4. “Get Down” – Like Clockwork. Somewhere between the Postal Service and Ke$ha lies this track and its catchy chorus. Cobra Starship? Maybe?
5. “TTYN” – SCRNS. Is Lorde on the front edge of something, or is she already causing? SCRNS has similarly minimalist electro production going on, and it’s similarly catchy and fun.
6. “Partners in Crime” – We Were Lovers. I don’t think I can ever think of rich, majestic, night-time dance-rock without invoking The Killers. So a female-fronted Killers it is, and I love it.
7. “My Song 9” – Nova Heart. Ominous, foreboding female-fronted indie-electro-rock with an excellent production job.
8. “Inhibitionist” – Starlight Girls. The line between campy horror and surf-rock has never been harder to find. Fun all around, whatever you think the sound is.
9. “Earthquake” – Passafire. The only reggae I know much about is Matisyahu, but Passafire caught my attention with this track: smooth vocals, great chorus, a bit of tough edge to the guitar.
10. “Moonlight” – Message to Bears. A hypnotizing, gently rolling tune that inhabits the space between artsy R&B and atmospheric indie-folk.
1. “If There’s Time” – Odesza. Chilled-out post-dub with some trip-hop vibes. In other words, let’s jump in the car and be real cinematic about this.
2. “Parade of Youth” – Ponychase. The art for this track is a cassette tape, because this dreamy new wave/synth-pop jam is the sort of thing we were putting on plastic love notes to each other in the mid-’80s.
3. “Goldleaf” – RCRDS. Once existential dread hit the ’80s, then RCRDS’ ears perked up. Check out that analog bass magic.

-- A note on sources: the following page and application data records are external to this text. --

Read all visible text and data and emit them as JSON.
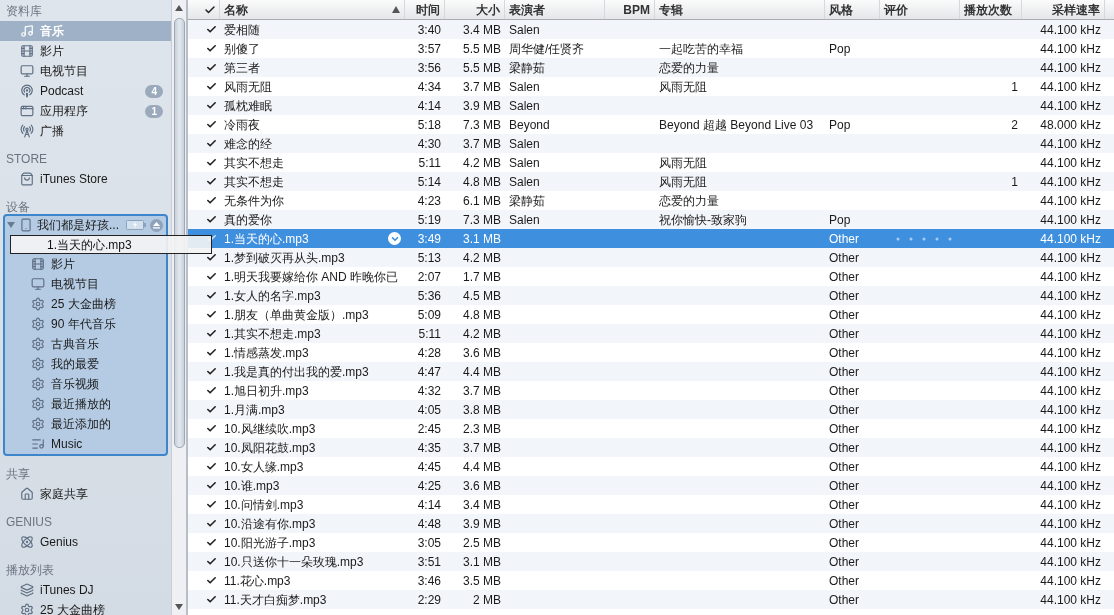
{
  "sidebar": {
    "sections": [
      {
        "heading": "资料库",
        "items": [
          {
            "kind": "music",
            "label": "音乐",
            "selected": true
          },
          {
            "kind": "movies",
            "label": "影片",
            "selected": false
          },
          {
            "kind": "tv",
            "label": "电视节目",
            "selected": false
          },
          {
            "kind": "podcast",
            "label": "Podcast",
            "badge": "4",
            "selected": false
          },
          {
            "kind": "apps",
            "label": "应用程序",
            "badge": "1",
            "selected": false
          },
          {
            "kind": "radio",
            "label": "广播",
            "selected": false
          }
        ]
      },
      {
        "heading": "STORE",
        "items": [
          {
            "kind": "store",
            "label": "iTunes Store",
            "selected": false
          }
        ]
      },
      {
        "heading": "设备",
        "device": {
          "label": "我们都是好孩...",
          "expanded": true,
          "children": [
            {
              "kind": "hidden"
            },
            {
              "kind": "movies",
              "label": "影片"
            },
            {
              "kind": "tv",
              "label": "电视节目"
            },
            {
              "kind": "smart-playlist",
              "label": "25 大金曲榜"
            },
            {
              "kind": "smart-playlist",
              "label": "90 年代音乐"
            },
            {
              "kind": "smart-playlist",
              "label": "古典音乐"
            },
            {
              "kind": "smart-playlist",
              "label": "我的最爱"
            },
            {
              "kind": "smart-playlist",
              "label": "音乐视频"
            },
            {
              "kind": "smart-playlist",
              "label": "最近播放的"
            },
            {
              "kind": "smart-playlist",
              "label": "最近添加的"
            },
            {
              "kind": "playlist",
              "label": "Music"
            }
          ]
        }
      },
      {
        "heading": "共享",
        "items": [
          {
            "kind": "home",
            "label": "家庭共享",
            "selected": false
          }
        ]
      },
      {
        "heading": "GENIUS",
        "items": [
          {
            "kind": "genius",
            "label": "Genius",
            "selected": false
          }
        ]
      },
      {
        "heading": "播放列表",
        "items": [
          {
            "kind": "dj",
            "label": "iTunes DJ",
            "selected": false
          },
          {
            "kind": "smart-playlist",
            "label": "25 大金曲榜",
            "selected": false
          }
        ]
      }
    ]
  },
  "drag_ghost": {
    "label": "1.当天的心.mp3"
  },
  "table": {
    "columns": [
      "名称",
      "时间",
      "大小",
      "表演者",
      "BPM",
      "专辑",
      "风格",
      "评价",
      "播放次数",
      "采样速率"
    ],
    "rows": [
      {
        "checked": true,
        "selected": false,
        "name": "爱相随",
        "time": "3:40",
        "size": "3.4 MB",
        "artist": "Salen",
        "album": "",
        "genre": "",
        "plays": "",
        "rate": "44.100 kHz"
      },
      {
        "checked": true,
        "selected": false,
        "name": "别傻了",
        "time": "3:57",
        "size": "5.5 MB",
        "artist": "周华健/任贤齐",
        "album": "一起吃苦的幸福",
        "genre": "Pop",
        "plays": "",
        "rate": "44.100 kHz"
      },
      {
        "checked": true,
        "selected": false,
        "name": "第三者",
        "time": "3:56",
        "size": "5.5 MB",
        "artist": "梁静茹",
        "album": "恋爱的力量",
        "genre": "",
        "plays": "",
        "rate": "44.100 kHz"
      },
      {
        "checked": true,
        "selected": false,
        "name": "风雨无阻",
        "time": "4:34",
        "size": "3.7 MB",
        "artist": "Salen",
        "album": "风雨无阻",
        "genre": "",
        "plays": "1",
        "rate": "44.100 kHz"
      },
      {
        "checked": true,
        "selected": false,
        "name": "孤枕难眠",
        "time": "4:14",
        "size": "3.9 MB",
        "artist": "Salen",
        "album": "",
        "genre": "",
        "plays": "",
        "rate": "44.100 kHz"
      },
      {
        "checked": true,
        "selected": false,
        "name": "冷雨夜",
        "time": "5:18",
        "size": "7.3 MB",
        "artist": "Beyond",
        "album": "Beyond 超越 Beyond Live 03",
        "genre": "Pop",
        "plays": "2",
        "rate": "48.000 kHz"
      },
      {
        "checked": true,
        "selected": false,
        "name": "难念的经",
        "time": "4:30",
        "size": "3.7 MB",
        "artist": "Salen",
        "album": "",
        "genre": "",
        "plays": "",
        "rate": "44.100 kHz"
      },
      {
        "checked": true,
        "selected": false,
        "name": "其实不想走",
        "time": "5:11",
        "size": "4.2 MB",
        "artist": "Salen",
        "album": "风雨无阻",
        "genre": "",
        "plays": "",
        "rate": "44.100 kHz"
      },
      {
        "checked": true,
        "selected": false,
        "name": "其实不想走",
        "time": "5:14",
        "size": "4.8 MB",
        "artist": "Salen",
        "album": "风雨无阻",
        "genre": "",
        "plays": "1",
        "rate": "44.100 kHz"
      },
      {
        "checked": true,
        "selected": false,
        "name": "无条件为你",
        "time": "4:23",
        "size": "6.1 MB",
        "artist": "梁静茹",
        "album": "恋爱的力量",
        "genre": "",
        "plays": "",
        "rate": "44.100 kHz"
      },
      {
        "checked": true,
        "selected": false,
        "name": "真的爱你",
        "time": "5:19",
        "size": "7.3 MB",
        "artist": "Salen",
        "album": "祝你愉快-致家驹",
        "genre": "Pop",
        "plays": "",
        "rate": "44.100 kHz"
      },
      {
        "checked": true,
        "selected": true,
        "name": "1.当天的心.mp3",
        "time": "3:49",
        "size": "3.1 MB",
        "artist": "",
        "album": "",
        "genre": "Other",
        "plays": "",
        "rate": "44.100 kHz"
      },
      {
        "checked": true,
        "selected": false,
        "name": "1.梦到破灭再从头.mp3",
        "time": "5:13",
        "size": "4.2 MB",
        "artist": "",
        "album": "",
        "genre": "Other",
        "plays": "",
        "rate": "44.100 kHz"
      },
      {
        "checked": true,
        "selected": false,
        "name": "1.明天我要嫁给你 AND 昨晚你已",
        "time": "2:07",
        "size": "1.7 MB",
        "artist": "",
        "album": "",
        "genre": "Other",
        "plays": "",
        "rate": "44.100 kHz"
      },
      {
        "checked": true,
        "selected": false,
        "name": "1.女人的名字.mp3",
        "time": "5:36",
        "size": "4.5 MB",
        "artist": "",
        "album": "",
        "genre": "Other",
        "plays": "",
        "rate": "44.100 kHz"
      },
      {
        "checked": true,
        "selected": false,
        "name": "1.朋友（单曲黄金版）.mp3",
        "time": "5:09",
        "size": "4.8 MB",
        "artist": "",
        "album": "",
        "genre": "Other",
        "plays": "",
        "rate": "44.100 kHz"
      },
      {
        "checked": true,
        "selected": false,
        "name": "1.其实不想走.mp3",
        "time": "5:11",
        "size": "4.2 MB",
        "artist": "",
        "album": "",
        "genre": "Other",
        "plays": "",
        "rate": "44.100 kHz"
      },
      {
        "checked": true,
        "selected": false,
        "name": "1.情感蒸发.mp3",
        "time": "4:28",
        "size": "3.6 MB",
        "artist": "",
        "album": "",
        "genre": "Other",
        "plays": "",
        "rate": "44.100 kHz"
      },
      {
        "checked": true,
        "selected": false,
        "name": "1.我是真的付出我的爱.mp3",
        "time": "4:47",
        "size": "4.4 MB",
        "artist": "",
        "album": "",
        "genre": "Other",
        "plays": "",
        "rate": "44.100 kHz"
      },
      {
        "checked": true,
        "selected": false,
        "name": "1.旭日初升.mp3",
        "time": "4:32",
        "size": "3.7 MB",
        "artist": "",
        "album": "",
        "genre": "Other",
        "plays": "",
        "rate": "44.100 kHz"
      },
      {
        "checked": true,
        "selected": false,
        "name": "1.月满.mp3",
        "time": "4:05",
        "size": "3.8 MB",
        "artist": "",
        "album": "",
        "genre": "Other",
        "plays": "",
        "rate": "44.100 kHz"
      },
      {
        "checked": true,
        "selected": false,
        "name": "10.风继续吹.mp3",
        "time": "2:45",
        "size": "2.3 MB",
        "artist": "",
        "album": "",
        "genre": "Other",
        "plays": "",
        "rate": "44.100 kHz"
      },
      {
        "checked": true,
        "selected": false,
        "name": "10.凤阳花鼓.mp3",
        "time": "4:35",
        "size": "3.7 MB",
        "artist": "",
        "album": "",
        "genre": "Other",
        "plays": "",
        "rate": "44.100 kHz"
      },
      {
        "checked": true,
        "selected": false,
        "name": "10.女人缘.mp3",
        "time": "4:45",
        "size": "4.4 MB",
        "artist": "",
        "album": "",
        "genre": "Other",
        "plays": "",
        "rate": "44.100 kHz"
      },
      {
        "checked": true,
        "selected": false,
        "name": "10.谁.mp3",
        "time": "4:25",
        "size": "3.6 MB",
        "artist": "",
        "album": "",
        "genre": "Other",
        "plays": "",
        "rate": "44.100 kHz"
      },
      {
        "checked": true,
        "selected": false,
        "name": "10.问情剑.mp3",
        "time": "4:14",
        "size": "3.4 MB",
        "artist": "",
        "album": "",
        "genre": "Other",
        "plays": "",
        "rate": "44.100 kHz"
      },
      {
        "checked": true,
        "selected": false,
        "name": "10.沿途有你.mp3",
        "time": "4:48",
        "size": "3.9 MB",
        "artist": "",
        "album": "",
        "genre": "Other",
        "plays": "",
        "rate": "44.100 kHz"
      },
      {
        "checked": true,
        "selected": false,
        "name": "10.阳光游子.mp3",
        "time": "3:05",
        "size": "2.5 MB",
        "artist": "",
        "album": "",
        "genre": "Other",
        "plays": "",
        "rate": "44.100 kHz"
      },
      {
        "checked": true,
        "selected": false,
        "name": "10.只送你十一朵玫瑰.mp3",
        "time": "3:51",
        "size": "3.1 MB",
        "artist": "",
        "album": "",
        "genre": "Other",
        "plays": "",
        "rate": "44.100 kHz"
      },
      {
        "checked": true,
        "selected": false,
        "name": "11.花心.mp3",
        "time": "3:46",
        "size": "3.5 MB",
        "artist": "",
        "album": "",
        "genre": "Other",
        "plays": "",
        "rate": "44.100 kHz"
      },
      {
        "checked": true,
        "selected": false,
        "name": "11.天才白痴梦.mp3",
        "time": "2:29",
        "size": "2 MB",
        "artist": "",
        "album": "",
        "genre": "Other",
        "plays": "",
        "rate": "44.100 kHz"
      }
    ]
  }
}
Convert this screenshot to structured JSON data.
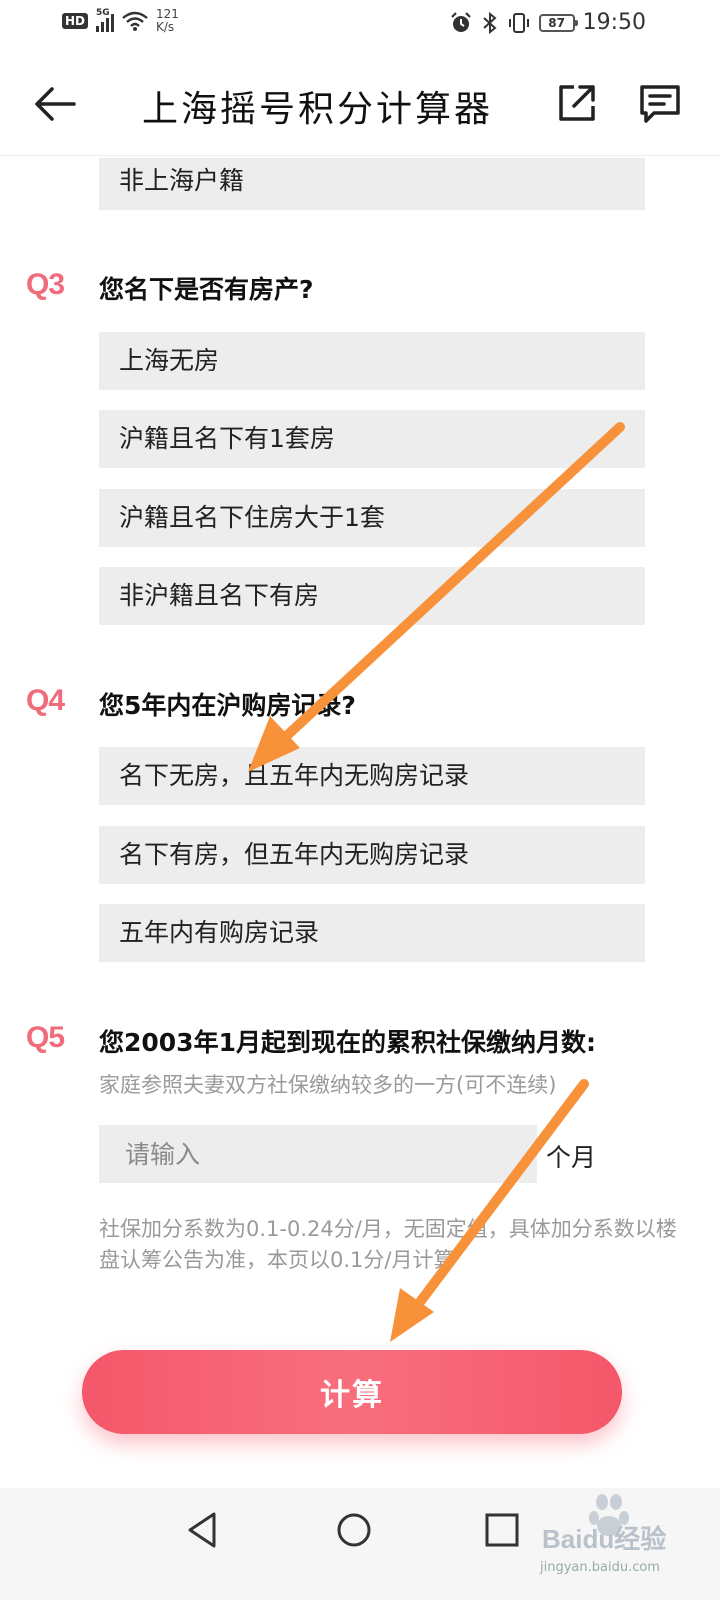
{
  "status_bar": {
    "hd": "HD",
    "network": "5G",
    "speed_value": "121",
    "speed_unit": "K/s",
    "battery": "87",
    "time": "19:50"
  },
  "app_bar": {
    "title": "上海摇号积分计算器",
    "back_icon": "arrow-left-icon",
    "share_icon": "share-icon",
    "feedback_icon": "feedback-icon"
  },
  "q2_partial": {
    "options": [
      "非上海户籍"
    ]
  },
  "q3": {
    "number": "Q3",
    "question": "您名下是否有房产?",
    "options": [
      "上海无房",
      "沪籍且名下有1套房",
      "沪籍且名下住房大于1套",
      "非沪籍且名下有房"
    ]
  },
  "q4": {
    "number": "Q4",
    "question": "您5年内在沪购房记录?",
    "options": [
      "名下无房，且五年内无购房记录",
      "名下有房，但五年内无购房记录",
      "五年内有购房记录"
    ]
  },
  "q5": {
    "number": "Q5",
    "question": "您2003年1月起到现在的累积社保缴纳月数:",
    "hint": "家庭参照夫妻双方社保缴纳较多的一方(可不连续)",
    "input_placeholder": "请输入",
    "input_unit": "个月",
    "note": "社保加分系数为0.1-0.24分/月，无固定值，具体加分系数以楼盘认筹公告为准，本页以0.1分/月计算"
  },
  "calculate_button": "计算",
  "nav_bar": {
    "back": "triangle-back-icon",
    "home": "circle-home-icon",
    "recents": "square-recents-icon"
  },
  "watermark": {
    "text": "Baidu经验",
    "url": "jingyan.baidu.com"
  },
  "colors": {
    "accent": "#f4586a",
    "question_number": "#f06b7c",
    "option_bg": "#ededed",
    "annotation_arrow": "#f7923a"
  }
}
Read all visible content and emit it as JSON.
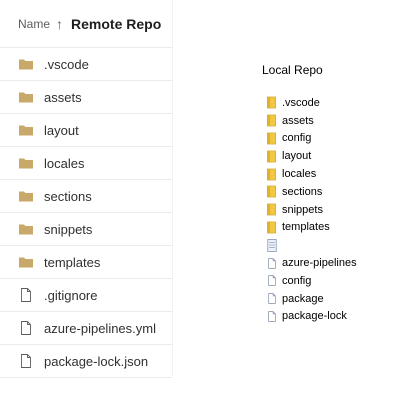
{
  "remote": {
    "header": {
      "name_label": "Name",
      "sort_arrow": "↑",
      "title": "Remote Repo"
    },
    "items": [
      {
        "label": ".vscode",
        "icon": "folder-icon"
      },
      {
        "label": "assets",
        "icon": "folder-icon"
      },
      {
        "label": "layout",
        "icon": "folder-icon"
      },
      {
        "label": "locales",
        "icon": "folder-icon"
      },
      {
        "label": "sections",
        "icon": "folder-icon"
      },
      {
        "label": "snippets",
        "icon": "folder-icon"
      },
      {
        "label": "templates",
        "icon": "folder-icon"
      },
      {
        "label": ".gitignore",
        "icon": "file-icon"
      },
      {
        "label": "azure-pipelines.yml",
        "icon": "file-icon"
      },
      {
        "label": "package-lock.json",
        "icon": "file-icon"
      }
    ]
  },
  "local": {
    "title": "Local Repo",
    "items": [
      {
        "label": ".vscode",
        "icon": "folder-icon"
      },
      {
        "label": "assets",
        "icon": "folder-icon"
      },
      {
        "label": "config",
        "icon": "folder-icon"
      },
      {
        "label": "layout",
        "icon": "folder-icon"
      },
      {
        "label": "locales",
        "icon": "folder-icon"
      },
      {
        "label": "sections",
        "icon": "folder-icon"
      },
      {
        "label": "snippets",
        "icon": "folder-icon"
      },
      {
        "label": "templates",
        "icon": "folder-icon"
      },
      {
        "label": "",
        "icon": "text-file-icon"
      },
      {
        "label": "azure-pipelines",
        "icon": "file-icon"
      },
      {
        "label": "config",
        "icon": "file-icon"
      },
      {
        "label": "package",
        "icon": "file-icon"
      },
      {
        "label": "package-lock",
        "icon": "file-icon"
      }
    ]
  },
  "colors": {
    "folder_remote": "#c8a96a",
    "folder_local": "#f2c744",
    "file_outline": "#605e5c"
  }
}
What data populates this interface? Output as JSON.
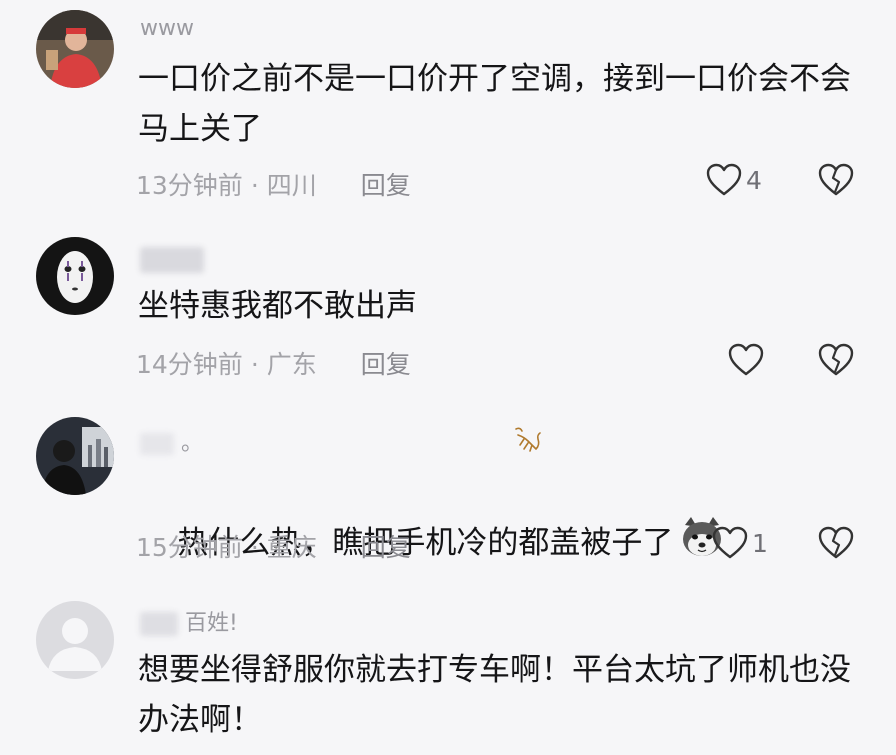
{
  "comments": [
    {
      "username": "www",
      "text": "一口价之前不是一口价开了空调，接到一口价会不会马上关了",
      "time": "13分钟前",
      "separator": "·",
      "location": "四川",
      "reply_label": "回复",
      "like_count": "4",
      "avatar_icon": "person-red-shirt-avatar"
    },
    {
      "username": "",
      "text": "坐特惠我都不敢出声",
      "time": "14分钟前",
      "separator": "·",
      "location": "广东",
      "reply_label": "回复",
      "like_count": "",
      "avatar_icon": "no-face-mask-avatar"
    },
    {
      "username": "。",
      "text": "热什么热，瞧把手机冷的都盖被子了",
      "time": "15分钟前",
      "separator": "·",
      "location": "重庆",
      "reply_label": "回复",
      "like_count": "1",
      "avatar_icon": "city-night-person-avatar",
      "emoji_icon": "husky-dog-emoji"
    },
    {
      "username": "百姓!",
      "text": "想要坐得舒服你就去打专车啊！平台太坑了师机也没办法啊！",
      "time": "",
      "separator": "",
      "location": "",
      "reply_label": "",
      "like_count": "",
      "avatar_icon": "default-gray-avatar"
    }
  ],
  "icons": {
    "like": "heart-outline-icon",
    "dislike": "broken-heart-icon"
  },
  "colors": {
    "background": "#f6f6f8",
    "text": "#151517",
    "meta": "#a3a3a8"
  }
}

4. “Start Something New” – Drawl. Then along came shoegaze, which was the other thing that the ’80s spit out besides grunge. The vibe here is golden.
5. “Flowers” – Humfree Bug Art. Killers + Funeral-era Arcade Fire = wonderful.
6. “The Photo Line” – Pale Houses. Remember the first time you heard “Transatlanticism” by Death Cab for Cutie and it was the most important thing that had happened in the whole day? “The Photo Line” is like that.
Stephen Carradini and Lisa Whealy write reviews of instrumental, folk, and singer/songwriter music. We write about those trying to make the next step in their careers and established artists.